*RECORDS SHOWN:*
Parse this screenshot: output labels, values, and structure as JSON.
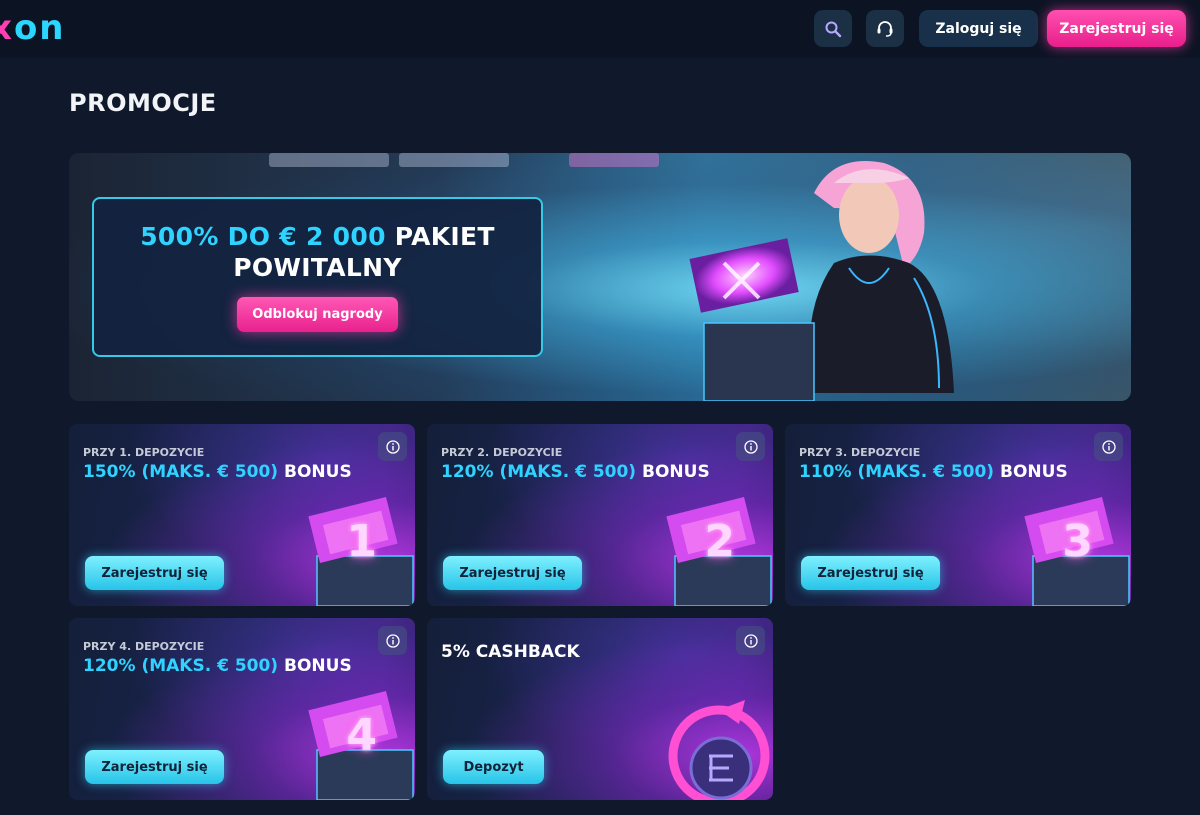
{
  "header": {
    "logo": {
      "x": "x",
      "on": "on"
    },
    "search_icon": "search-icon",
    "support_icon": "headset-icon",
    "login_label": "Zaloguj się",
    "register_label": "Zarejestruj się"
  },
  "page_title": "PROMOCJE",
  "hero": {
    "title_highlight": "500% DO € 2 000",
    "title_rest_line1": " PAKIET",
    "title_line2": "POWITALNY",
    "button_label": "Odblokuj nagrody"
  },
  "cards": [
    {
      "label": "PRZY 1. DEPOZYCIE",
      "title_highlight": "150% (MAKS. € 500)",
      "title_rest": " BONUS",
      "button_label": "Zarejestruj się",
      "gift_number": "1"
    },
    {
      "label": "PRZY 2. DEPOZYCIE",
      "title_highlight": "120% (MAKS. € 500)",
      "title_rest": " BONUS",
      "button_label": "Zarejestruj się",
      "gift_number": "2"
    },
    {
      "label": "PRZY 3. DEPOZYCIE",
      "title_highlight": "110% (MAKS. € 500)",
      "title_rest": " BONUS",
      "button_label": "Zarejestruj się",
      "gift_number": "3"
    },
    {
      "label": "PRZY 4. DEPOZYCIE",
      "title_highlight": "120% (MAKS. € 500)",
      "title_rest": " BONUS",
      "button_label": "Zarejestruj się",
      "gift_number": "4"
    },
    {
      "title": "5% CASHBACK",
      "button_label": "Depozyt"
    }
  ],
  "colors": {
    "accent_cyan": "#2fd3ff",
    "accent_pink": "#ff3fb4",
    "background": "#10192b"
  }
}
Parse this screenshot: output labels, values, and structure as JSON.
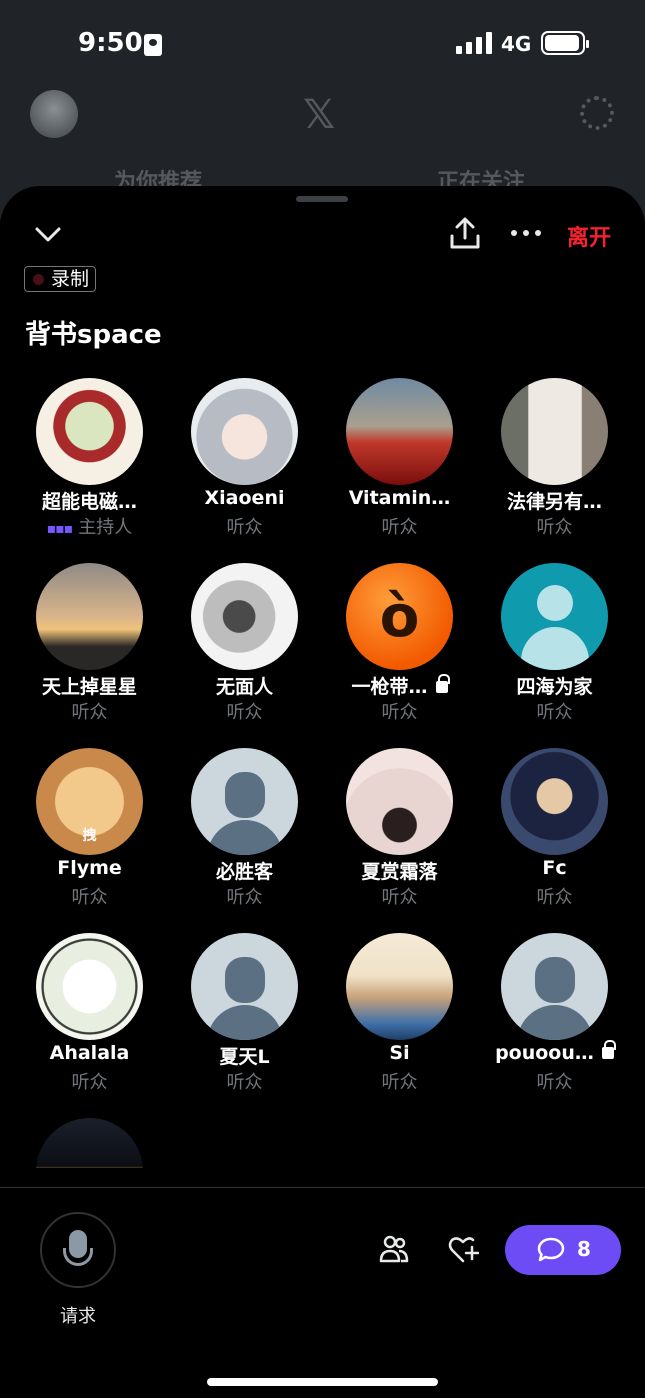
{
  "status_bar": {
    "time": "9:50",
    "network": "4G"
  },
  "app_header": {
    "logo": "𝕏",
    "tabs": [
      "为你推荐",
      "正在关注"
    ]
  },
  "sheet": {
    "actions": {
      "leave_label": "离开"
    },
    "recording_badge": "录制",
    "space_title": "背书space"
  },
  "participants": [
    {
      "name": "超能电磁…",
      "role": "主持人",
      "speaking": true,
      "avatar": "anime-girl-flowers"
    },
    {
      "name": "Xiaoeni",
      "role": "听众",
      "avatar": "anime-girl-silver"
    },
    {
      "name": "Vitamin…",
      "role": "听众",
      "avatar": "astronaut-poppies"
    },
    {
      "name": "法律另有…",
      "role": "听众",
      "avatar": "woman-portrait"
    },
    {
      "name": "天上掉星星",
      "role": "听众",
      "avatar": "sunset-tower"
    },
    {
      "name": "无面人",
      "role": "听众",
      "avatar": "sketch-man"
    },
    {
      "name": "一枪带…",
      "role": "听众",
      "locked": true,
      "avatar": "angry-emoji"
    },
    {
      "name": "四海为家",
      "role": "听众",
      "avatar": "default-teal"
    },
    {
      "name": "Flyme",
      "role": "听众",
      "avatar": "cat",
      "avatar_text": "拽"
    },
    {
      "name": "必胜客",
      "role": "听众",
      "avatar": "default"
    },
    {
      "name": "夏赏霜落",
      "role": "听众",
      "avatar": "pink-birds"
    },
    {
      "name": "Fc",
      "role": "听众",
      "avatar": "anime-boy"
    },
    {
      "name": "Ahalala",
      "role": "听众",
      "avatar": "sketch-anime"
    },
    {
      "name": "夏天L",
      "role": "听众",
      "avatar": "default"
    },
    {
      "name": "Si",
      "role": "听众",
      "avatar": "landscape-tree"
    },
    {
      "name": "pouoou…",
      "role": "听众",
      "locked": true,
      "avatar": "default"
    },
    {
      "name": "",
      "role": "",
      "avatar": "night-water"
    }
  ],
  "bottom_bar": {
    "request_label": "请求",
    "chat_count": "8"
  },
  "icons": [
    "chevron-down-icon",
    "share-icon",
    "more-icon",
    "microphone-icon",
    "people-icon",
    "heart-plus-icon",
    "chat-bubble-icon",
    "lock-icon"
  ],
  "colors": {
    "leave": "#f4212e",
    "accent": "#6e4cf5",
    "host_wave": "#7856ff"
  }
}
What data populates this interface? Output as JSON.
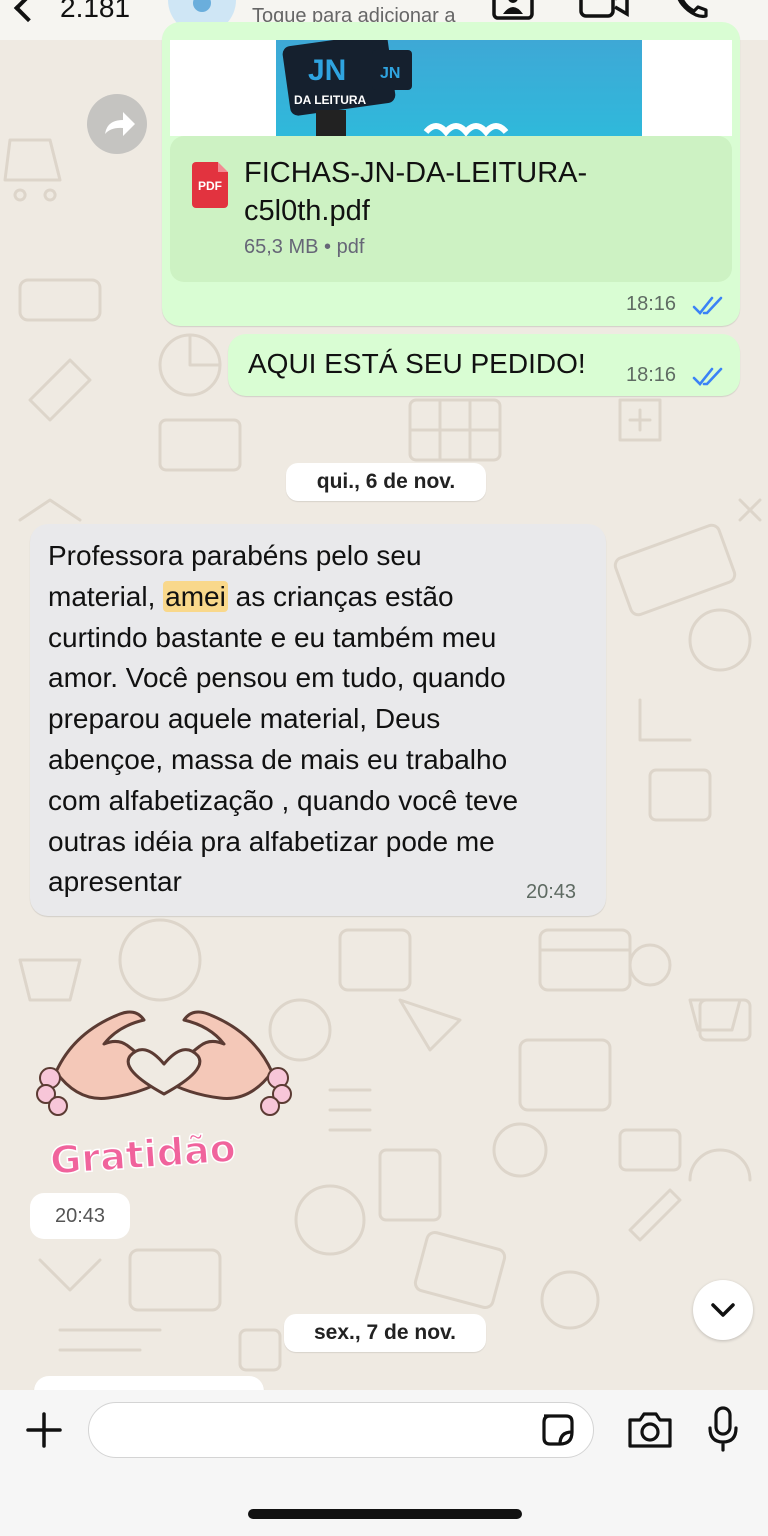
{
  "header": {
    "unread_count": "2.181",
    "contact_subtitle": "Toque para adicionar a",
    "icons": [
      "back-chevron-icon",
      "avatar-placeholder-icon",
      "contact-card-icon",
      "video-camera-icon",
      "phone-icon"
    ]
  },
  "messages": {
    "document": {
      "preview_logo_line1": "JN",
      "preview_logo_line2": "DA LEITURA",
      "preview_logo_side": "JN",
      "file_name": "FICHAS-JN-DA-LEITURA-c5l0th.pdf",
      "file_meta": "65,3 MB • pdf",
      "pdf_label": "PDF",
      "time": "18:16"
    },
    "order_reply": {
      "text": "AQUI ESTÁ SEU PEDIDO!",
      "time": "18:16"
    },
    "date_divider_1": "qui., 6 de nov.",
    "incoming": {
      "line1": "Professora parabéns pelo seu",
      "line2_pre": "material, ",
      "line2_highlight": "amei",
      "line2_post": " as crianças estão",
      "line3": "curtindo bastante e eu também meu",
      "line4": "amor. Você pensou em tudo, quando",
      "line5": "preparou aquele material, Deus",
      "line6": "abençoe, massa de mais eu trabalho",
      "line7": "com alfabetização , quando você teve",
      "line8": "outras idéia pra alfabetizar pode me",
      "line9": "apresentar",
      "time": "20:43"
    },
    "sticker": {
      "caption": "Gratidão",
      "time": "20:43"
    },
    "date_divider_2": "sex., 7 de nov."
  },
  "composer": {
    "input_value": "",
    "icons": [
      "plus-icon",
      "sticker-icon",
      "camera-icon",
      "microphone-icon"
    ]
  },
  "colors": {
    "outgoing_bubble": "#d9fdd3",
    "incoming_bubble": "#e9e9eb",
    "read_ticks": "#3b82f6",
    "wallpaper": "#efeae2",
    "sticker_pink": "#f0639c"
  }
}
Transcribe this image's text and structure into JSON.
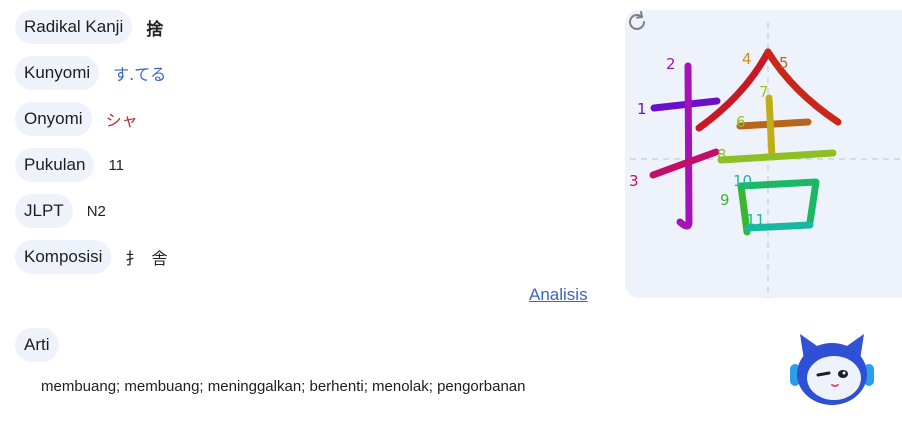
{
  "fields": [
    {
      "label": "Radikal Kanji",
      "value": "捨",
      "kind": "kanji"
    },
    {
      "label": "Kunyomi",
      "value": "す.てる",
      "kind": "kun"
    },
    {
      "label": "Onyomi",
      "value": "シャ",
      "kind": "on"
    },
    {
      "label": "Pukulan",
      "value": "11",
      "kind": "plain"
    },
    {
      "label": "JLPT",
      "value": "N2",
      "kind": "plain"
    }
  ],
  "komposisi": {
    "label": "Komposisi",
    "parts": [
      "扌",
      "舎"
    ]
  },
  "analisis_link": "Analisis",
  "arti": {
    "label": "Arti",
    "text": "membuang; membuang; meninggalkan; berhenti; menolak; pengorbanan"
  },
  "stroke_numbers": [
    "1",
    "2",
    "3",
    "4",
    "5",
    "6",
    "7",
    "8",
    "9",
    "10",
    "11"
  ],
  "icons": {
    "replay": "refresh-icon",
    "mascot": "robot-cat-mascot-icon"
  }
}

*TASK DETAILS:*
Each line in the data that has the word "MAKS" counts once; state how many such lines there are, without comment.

*RESPONSE TO THIS TASK:*
4